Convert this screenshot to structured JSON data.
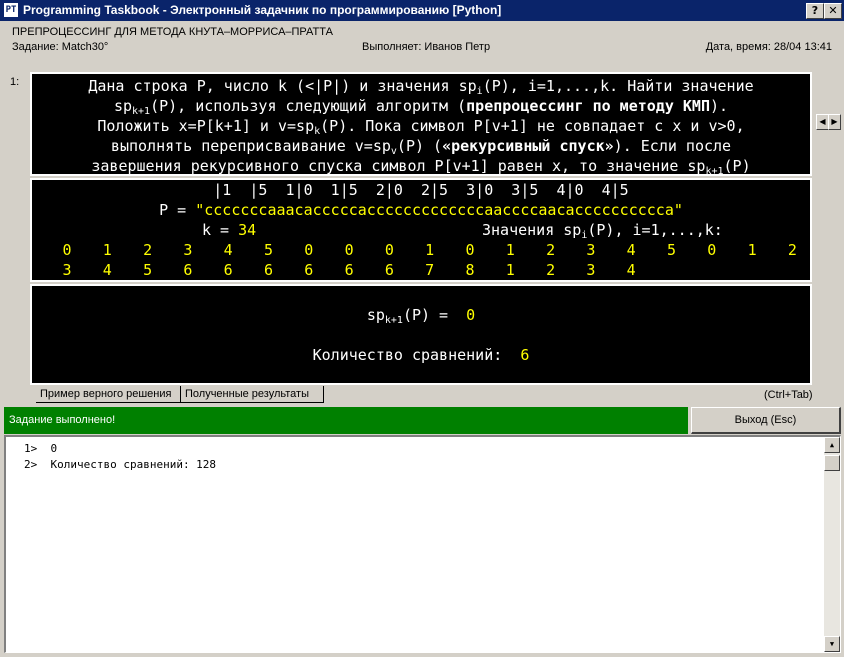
{
  "window": {
    "title": "Programming Taskbook - Электронный задачник по программированию [Python]",
    "icon_label": "PT"
  },
  "header": {
    "title": "ПРЕПРОЦЕССИНГ ДЛЯ МЕТОДА КНУТА–МОРРИСА–ПРАТТА",
    "task": "Задание: Match30°",
    "author": "Выполняет: Иванов Петр",
    "datetime": "Дата, время: 28/04 13:41"
  },
  "task_number": "1:",
  "description": {
    "l1": {
      "a": "Дана строка P, число k (<|P|) и значения sp",
      "sub1": "i",
      "b": "(P), i=1,...,k. Найти значение"
    },
    "l2": {
      "a": "sp",
      "sub1": "k+1",
      "b": "(P), используя следующий алгоритм (",
      "bold": "препроцессинг по методу КМП",
      "c": ")."
    },
    "l3": {
      "a": "Положить x=P[k+1] и v=sp",
      "sub1": "k",
      "b": "(P). Пока символ P[v+1] не совпадает с x и v>0,"
    },
    "l4": {
      "a": "выполнять переприсваивание v=sp",
      "sub1": "v",
      "b": "(P) (",
      "bold": "«рекурсивный спуск»",
      "c": "). Если после"
    },
    "l5": {
      "a": "завершения рекурсивного спуска символ P[v+1] равен x, то значение sp",
      "sub1": "k+1",
      "b": "(P)"
    }
  },
  "input": {
    "ruler": "|1  |5  1|0  1|5  2|0  2|5  3|0  3|5  4|0  4|5",
    "p_label": "P = ",
    "p_value": "\"cccccccaaacacccccacccccccccccccaaccccaacacccccccccca\"",
    "k_label": "k = ",
    "k_value": "34",
    "sp_label_a": "Значения sp",
    "sp_label_sub": "i",
    "sp_label_b": "(P), i=1,...,k:",
    "sp_row1": [
      "0",
      "1",
      "2",
      "3",
      "4",
      "5",
      "0",
      "0",
      "0",
      "1",
      "0",
      "1",
      "2",
      "3",
      "4",
      "5",
      "0",
      "1",
      "2"
    ],
    "sp_row2": [
      "3",
      "4",
      "5",
      "6",
      "6",
      "6",
      "6",
      "6",
      "6",
      "7",
      "8",
      "1",
      "2",
      "3",
      "4"
    ]
  },
  "result": {
    "label_a": "sp",
    "label_sub": "k+1",
    "label_b": "(P) =  ",
    "value": "0",
    "count_label": "Количество сравнений:  ",
    "count_value": "6"
  },
  "tabs": {
    "example": "Пример верного решения",
    "results": "Полученные результаты",
    "hint": "(Ctrl+Tab)"
  },
  "status": {
    "text": "Задание выполнено!",
    "exit": "Выход (Esc)"
  },
  "output": {
    "line1": "1>  0",
    "line2": "2>  Количество сравнений: 128"
  }
}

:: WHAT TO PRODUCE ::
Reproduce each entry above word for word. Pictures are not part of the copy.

:: REPLY TO THE EXERCISE ::
Convert this screenshot to structured JSON data.
{
  "window": {
    "title": "Programming Taskbook - Электронный задачник по программированию [Python]",
    "icon_label": "PT"
  },
  "header": {
    "title": "ПРЕПРОЦЕССИНГ ДЛЯ МЕТОДА КНУТА–МОРРИСА–ПРАТТА",
    "task": "Задание: Match30°",
    "author": "Выполняет: Иванов Петр",
    "datetime": "Дата, время: 28/04 13:41"
  },
  "task_number": "1:",
  "description": {
    "l1": {
      "a": "Дана строка P, число k (<|P|) и значения sp",
      "sub1": "i",
      "b": "(P), i=1,...,k. Найти значение"
    },
    "l2": {
      "a": "sp",
      "sub1": "k+1",
      "b": "(P), используя следующий алгоритм (",
      "bold": "препроцессинг по методу КМП",
      "c": ")."
    },
    "l3": {
      "a": "Положить x=P[k+1] и v=sp",
      "sub1": "k",
      "b": "(P). Пока символ P[v+1] не совпадает с x и v>0,"
    },
    "l4": {
      "a": "выполнять переприсваивание v=sp",
      "sub1": "v",
      "b": "(P) (",
      "bold": "«рекурсивный спуск»",
      "c": "). Если после"
    },
    "l5": {
      "a": "завершения рекурсивного спуска символ P[v+1] равен x, то значение sp",
      "sub1": "k+1",
      "b": "(P)"
    }
  },
  "input": {
    "ruler": "|1  |5  1|0  1|5  2|0  2|5  3|0  3|5  4|0  4|5",
    "p_label": "P = ",
    "p_value": "\"cccccccaaacacccccacccccccccccccaaccccaacacccccccccca\"",
    "k_label": "k = ",
    "k_value": "34",
    "sp_label_a": "Значения sp",
    "sp_label_sub": "i",
    "sp_label_b": "(P), i=1,...,k:",
    "sp_row1": [
      "0",
      "1",
      "2",
      "3",
      "4",
      "5",
      "0",
      "0",
      "0",
      "1",
      "0",
      "1",
      "2",
      "3",
      "4",
      "5",
      "0",
      "1",
      "2"
    ],
    "sp_row2": [
      "3",
      "4",
      "5",
      "6",
      "6",
      "6",
      "6",
      "6",
      "6",
      "7",
      "8",
      "1",
      "2",
      "3",
      "4"
    ]
  },
  "result": {
    "label_a": "sp",
    "label_sub": "k+1",
    "label_b": "(P) =  ",
    "value": "0",
    "count_label": "Количество сравнений:  ",
    "count_value": "6"
  },
  "tabs": {
    "example": "Пример верного решения",
    "results": "Полученные результаты",
    "hint": "(Ctrl+Tab)"
  },
  "status": {
    "text": "Задание выполнено!",
    "exit": "Выход (Esc)"
  },
  "output": {
    "line1": "1>  0",
    "line2": "2>  Количество сравнений: 128"
  }
}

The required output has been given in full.